Creating an environment for classroom success

In my web applications development class, I have created a goal for my students: to develop sufficient knowledge of web programming and e-commerce concepts to successfully start a career as a web developer.

To achieve expert ability, evidence from many fields suggests that we need at least 10,000 hours of sustained focused practice.  Note the wording is sustained focused practice, not just experience or repetition of a skill.  Instead, it's conscious practicing toward improvement.  Although there are no agreed upon numbers for other levels, I suggest that 100 and 1,000 hours also offer plateaus in ability attainment.  At the 1,000 hours of practice, individuals establish their skills in a specialization to be fully productive in most occupations.  At the 100 hours of practice, individuals establish skills sufficient for entry level work.  By 100 hours, most employees have established the basic vocabulary and conceptual understanding to function within a domain for continued growth.  Without that basis, a new employee would be essentially worthless.  Some businesses require a new employee to have at least a little experience in this field.  Other employers might send new employees to 2-3 week training workshops (which takes approximately 100 hours).  My goal is to accomplish that within my class - 100 hours of deliberate practice.

In my class, we meet for 3 hours every week for 15 weeks for a total of 45 hours.  That means I need at least 55 more hours in out-of-class activities to reach the 100 hour mark.  The classroom activities and homework should integrate to form a complete package driving the development of conceptual understanding and programming skills for web application development.

To make this happen, I plan in class to lecture on e-commerce and web programming skills for 1 1/2 hours per week, provide exercises and lab work for 1 hour per week, and review and discuss class topics an additional 1/2 hour per week.  On their own time, students will every week read a chapter in the book for 1 hour, write two blog posts on class concepts in 1-2 hours, and complete web development assignments in roughly 1-3 hours. 

To help supplement their education, I will record all of my lectures and make them available online for later referral.  I will create short video clips on specific topics that might cause problems or that only a small set of students would be interested in learning.  Furthermore, there are numerous free web resources that will be provided to the students.  I will also maintain a Twitter feed that I will update with interesting links and commentary about current web development and e-commerce issues.

I have a number of other ideas on how to make this experience awesome, but I'm keeping a few of them under wraps for now.  It should be a good semester though and I'm looking forward to it.

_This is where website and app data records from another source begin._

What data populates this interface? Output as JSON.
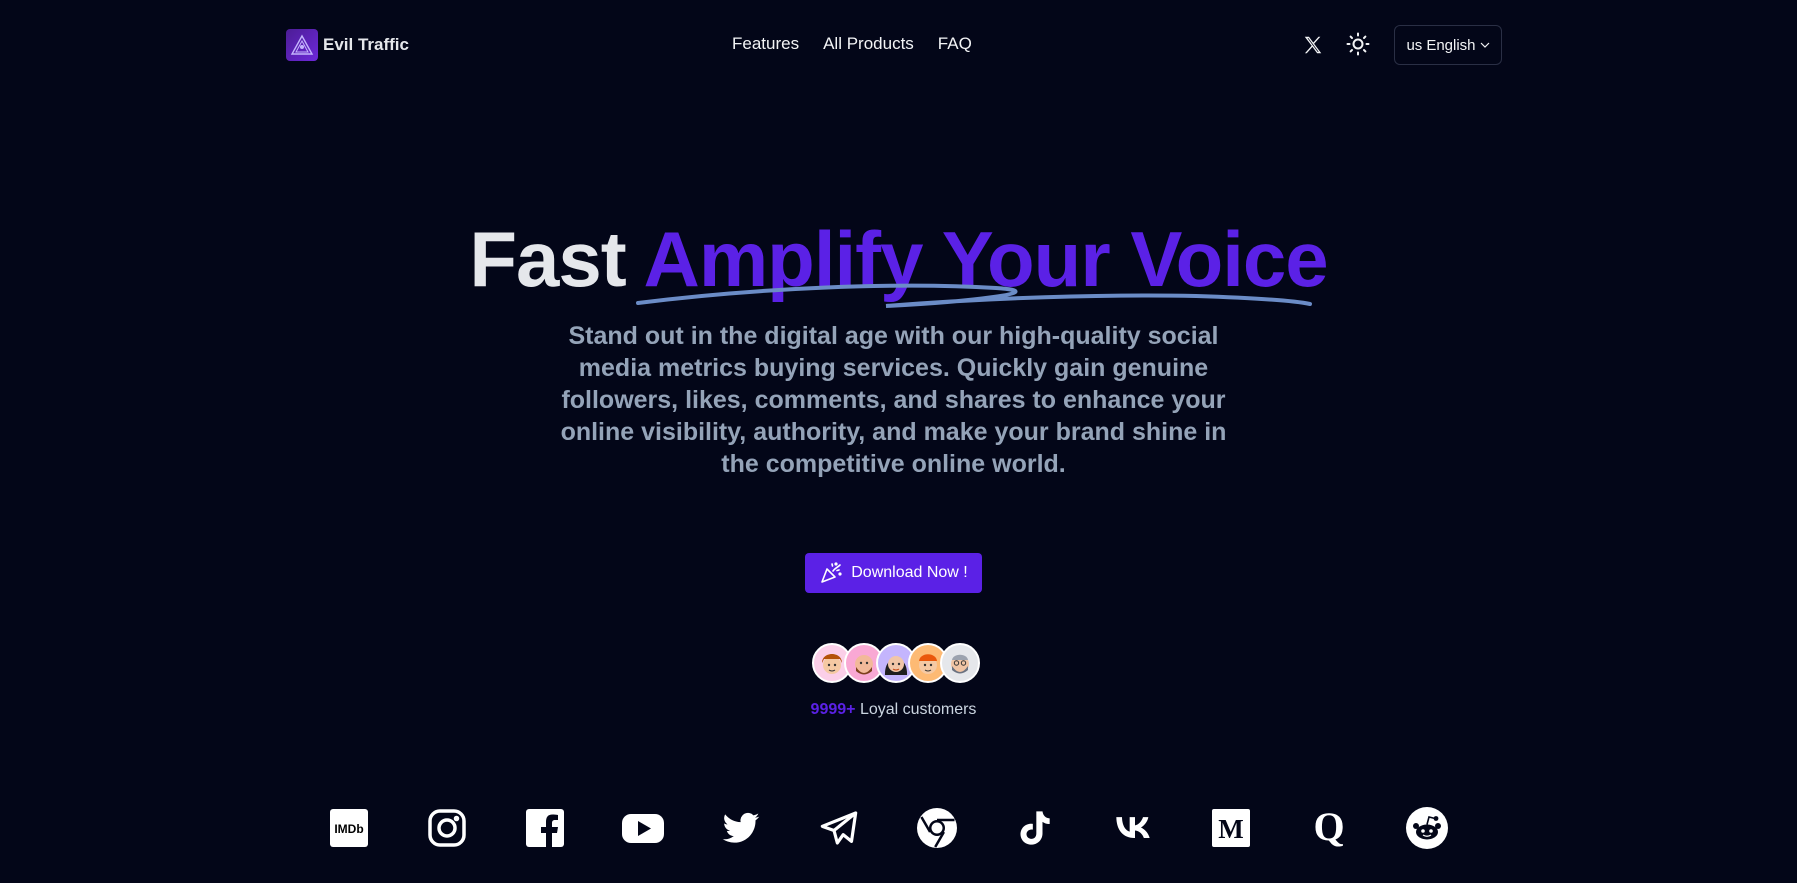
{
  "header": {
    "brand_name": "Evil Traffic",
    "nav": [
      {
        "label": "Features"
      },
      {
        "label": "All Products"
      },
      {
        "label": "FAQ"
      }
    ],
    "language": {
      "flag": "us",
      "label": "English"
    }
  },
  "hero": {
    "title_plain": "Fast",
    "title_accent": "Amplify Your Voice",
    "subtitle": "Stand out in the digital age with our high-quality social media metrics buying services. Quickly gain genuine followers, likes, comments, and shares to enhance your online visibility, authority, and make your brand shine in the competitive online world.",
    "cta_label": "Download Now !",
    "customers_count": "9999+",
    "customers_label": "Loyal customers"
  },
  "platforms": [
    {
      "name": "imdb-icon",
      "label": "IMDb"
    },
    {
      "name": "instagram-icon"
    },
    {
      "name": "facebook-icon"
    },
    {
      "name": "youtube-icon"
    },
    {
      "name": "twitter-icon"
    },
    {
      "name": "telegram-icon"
    },
    {
      "name": "chrome-icon"
    },
    {
      "name": "tiktok-icon"
    },
    {
      "name": "vk-icon"
    },
    {
      "name": "medium-icon",
      "label": "M"
    },
    {
      "name": "quora-icon",
      "label": "Q"
    },
    {
      "name": "reddit-icon"
    }
  ],
  "colors": {
    "background": "#030618",
    "accent": "#5b21e6",
    "muted_text": "#94a3b8",
    "scribble": "#6b8cc7"
  }
}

  1. That's interesting stuff. Why 100? Was it just arbitrary or logorhythmically based (you like my musical spelling over the correct spelling? :))? Don't forget, though, that some students are going to get practice outside of both classroom AND homework environments. One size may not fit all.

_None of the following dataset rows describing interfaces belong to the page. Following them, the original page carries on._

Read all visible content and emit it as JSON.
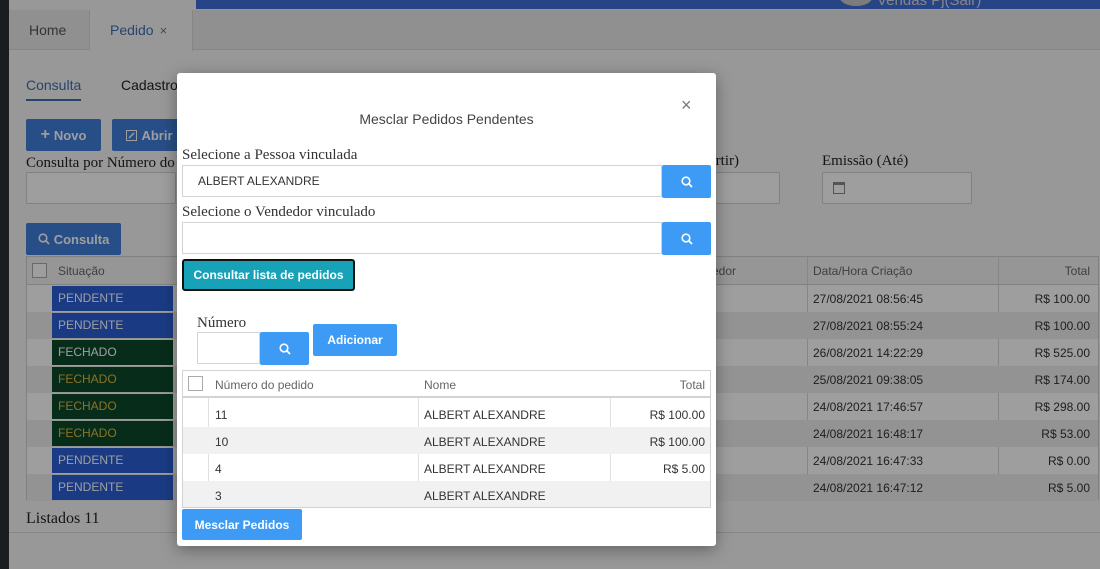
{
  "header": {
    "user_label": "Vendas Pj(Sair)"
  },
  "tabs": [
    {
      "label": "Home"
    },
    {
      "label": "Pedido",
      "close": "×"
    }
  ],
  "subtabs": [
    {
      "label": "Consulta"
    },
    {
      "label": "Cadastro"
    }
  ],
  "toolbar": {
    "novo_label": "Novo",
    "abrir_label": "Abrir",
    "consulta_label": "Consulta"
  },
  "filters": {
    "numero_label": "Consulta por Número do",
    "emissao_partir_label": "artir)",
    "emissao_ate_label": "Emissão (Até)"
  },
  "grid": {
    "columns": {
      "situacao": "Situação",
      "vendedor": "edor",
      "data_hora": "Data/Hora Criação",
      "total": "Total"
    },
    "rows": [
      {
        "situacao": "PENDENTE",
        "status_kind": "pendente",
        "data_hora": "27/08/2021 08:56:45",
        "total": "R$ 100.00"
      },
      {
        "situacao": "PENDENTE",
        "status_kind": "pendente",
        "data_hora": "27/08/2021 08:55:24",
        "total": "R$ 100.00"
      },
      {
        "situacao": "FECHADO",
        "status_kind": "fechado",
        "data_hora": "26/08/2021 14:22:29",
        "total": "R$ 525.00"
      },
      {
        "situacao": "FECHADO",
        "status_kind": "fechado-y",
        "data_hora": "25/08/2021 09:38:05",
        "total": "R$ 174.00"
      },
      {
        "situacao": "FECHADO",
        "status_kind": "fechado-y",
        "data_hora": "24/08/2021 17:46:57",
        "total": "R$ 298.00"
      },
      {
        "situacao": "FECHADO",
        "status_kind": "fechado-y",
        "data_hora": "24/08/2021 16:48:17",
        "total": "R$ 53.00"
      },
      {
        "situacao": "PENDENTE",
        "status_kind": "pendente",
        "data_hora": "24/08/2021 16:47:33",
        "total": "R$ 0.00"
      },
      {
        "situacao": "PENDENTE",
        "status_kind": "pendente",
        "data_hora": "24/08/2021 16:47:12",
        "total": "R$ 5.00"
      }
    ],
    "listed_label": "Listados 11"
  },
  "modal": {
    "title": "Mesclar Pedidos Pendentes",
    "close": "×",
    "pessoa_label": "Selecione a Pessoa vinculada",
    "pessoa_value": "ALBERT ALEXANDRE",
    "vendedor_label": "Selecione o Vendedor vinculado",
    "vendedor_value": "",
    "consultar_label": "Consultar lista de pedidos",
    "numero_label": "Número",
    "numero_value": "",
    "adicionar_label": "Adicionar",
    "table": {
      "columns": {
        "numero": "Número do pedido",
        "nome": "Nome",
        "total": "Total"
      },
      "rows": [
        {
          "numero": "11",
          "nome": "ALBERT ALEXANDRE",
          "total": "R$ 100.00"
        },
        {
          "numero": "10",
          "nome": "ALBERT ALEXANDRE",
          "total": "R$ 100.00"
        },
        {
          "numero": "4",
          "nome": "ALBERT ALEXANDRE",
          "total": "R$ 5.00"
        },
        {
          "numero": "3",
          "nome": "ALBERT ALEXANDRE",
          "total": ""
        }
      ]
    },
    "mesclar_label": "Mesclar Pedidos"
  },
  "colors": {
    "primary": "#3f7fd8",
    "modal_button": "#3d9bf5",
    "teal_button": "#17a2b8",
    "pendente": "#2a5fd6",
    "fechado": "#0c4a2b"
  }
}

    But I definitely think the 100, 1000, 10000 levels are interesting to explore further. I hope the fact that it's in HBR doesn't cause others to feel it only applies to business type environments. I can relate to it musically as well as academically. Neat stuff.

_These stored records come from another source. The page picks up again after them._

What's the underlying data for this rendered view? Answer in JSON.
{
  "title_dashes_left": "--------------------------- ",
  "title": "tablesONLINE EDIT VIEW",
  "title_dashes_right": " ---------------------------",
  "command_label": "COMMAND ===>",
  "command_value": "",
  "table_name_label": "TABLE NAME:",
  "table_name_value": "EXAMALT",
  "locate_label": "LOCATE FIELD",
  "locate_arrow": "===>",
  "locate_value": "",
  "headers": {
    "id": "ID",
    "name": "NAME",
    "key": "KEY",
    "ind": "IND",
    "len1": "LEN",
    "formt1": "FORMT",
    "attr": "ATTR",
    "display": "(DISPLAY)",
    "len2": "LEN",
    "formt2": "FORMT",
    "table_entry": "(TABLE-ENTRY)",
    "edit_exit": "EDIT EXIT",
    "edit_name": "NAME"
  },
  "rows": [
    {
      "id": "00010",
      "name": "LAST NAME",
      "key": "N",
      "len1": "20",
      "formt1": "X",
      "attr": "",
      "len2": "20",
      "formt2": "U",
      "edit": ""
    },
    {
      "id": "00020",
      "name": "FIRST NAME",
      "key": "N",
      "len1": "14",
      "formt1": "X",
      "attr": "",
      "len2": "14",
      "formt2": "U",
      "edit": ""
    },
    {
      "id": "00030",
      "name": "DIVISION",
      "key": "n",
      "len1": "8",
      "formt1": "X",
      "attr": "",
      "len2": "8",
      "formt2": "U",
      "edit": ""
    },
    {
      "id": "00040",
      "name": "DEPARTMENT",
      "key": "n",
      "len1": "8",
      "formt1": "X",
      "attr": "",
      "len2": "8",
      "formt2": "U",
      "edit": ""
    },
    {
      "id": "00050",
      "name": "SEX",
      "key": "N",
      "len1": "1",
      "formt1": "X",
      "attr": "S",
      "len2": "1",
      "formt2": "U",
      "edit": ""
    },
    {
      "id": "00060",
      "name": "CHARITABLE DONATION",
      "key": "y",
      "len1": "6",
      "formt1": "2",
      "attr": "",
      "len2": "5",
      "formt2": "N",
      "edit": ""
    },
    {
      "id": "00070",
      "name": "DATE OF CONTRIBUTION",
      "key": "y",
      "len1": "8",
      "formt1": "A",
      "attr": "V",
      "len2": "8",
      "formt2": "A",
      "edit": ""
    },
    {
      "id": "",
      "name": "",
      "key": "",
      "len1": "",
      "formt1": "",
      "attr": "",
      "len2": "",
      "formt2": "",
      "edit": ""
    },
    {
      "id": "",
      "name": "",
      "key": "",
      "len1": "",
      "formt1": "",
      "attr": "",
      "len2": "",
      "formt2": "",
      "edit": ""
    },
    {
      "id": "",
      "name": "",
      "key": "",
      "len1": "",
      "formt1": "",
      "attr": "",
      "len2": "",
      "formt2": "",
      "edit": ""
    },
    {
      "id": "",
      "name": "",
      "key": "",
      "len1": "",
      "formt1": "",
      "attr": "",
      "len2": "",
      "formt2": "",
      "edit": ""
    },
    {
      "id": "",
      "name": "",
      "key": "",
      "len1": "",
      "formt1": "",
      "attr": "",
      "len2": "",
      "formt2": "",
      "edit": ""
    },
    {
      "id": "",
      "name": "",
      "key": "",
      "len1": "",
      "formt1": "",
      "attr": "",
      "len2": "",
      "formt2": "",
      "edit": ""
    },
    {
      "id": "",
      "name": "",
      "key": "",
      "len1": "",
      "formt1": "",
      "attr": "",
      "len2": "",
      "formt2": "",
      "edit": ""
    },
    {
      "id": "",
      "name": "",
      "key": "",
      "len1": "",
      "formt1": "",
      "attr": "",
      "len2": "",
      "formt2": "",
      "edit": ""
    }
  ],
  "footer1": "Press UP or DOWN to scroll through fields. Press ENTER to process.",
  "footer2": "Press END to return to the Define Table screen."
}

  2. Yes, the 100 hours is pretty arbitrary, though there could be a research project in there somewhere. Yes, some students get practice outside the class, but from my informal questioning at the beginning of the semester, 90% of them had 0 hours of experience developing web sites.

    Ericson's original research (where the 10000 number came from) was done on chessmasters, world class athletes and musicians. You can do a bit of searching around the Internet to learn more about the 10000 plateau. It's an interesting debate between talent and practice, where while talent may have some role, deliberate practice often makes the biggest impact on future success in any field.

  3. It's a fascinating topic. As a (former) musician I can relate. I admittedly didn't read the whole article, but I wonder how the different ways of "practicing" are accounted for. For instance, as a musician, it is equally important to LISTEN to music as it is to practice. While the time ratio may not be 1:1 it certainly counts somewhere. Could be an analogy to your students -- how can they design the best website without visiting some that are considered well done and analyzing what makes them good. Just brainstorming!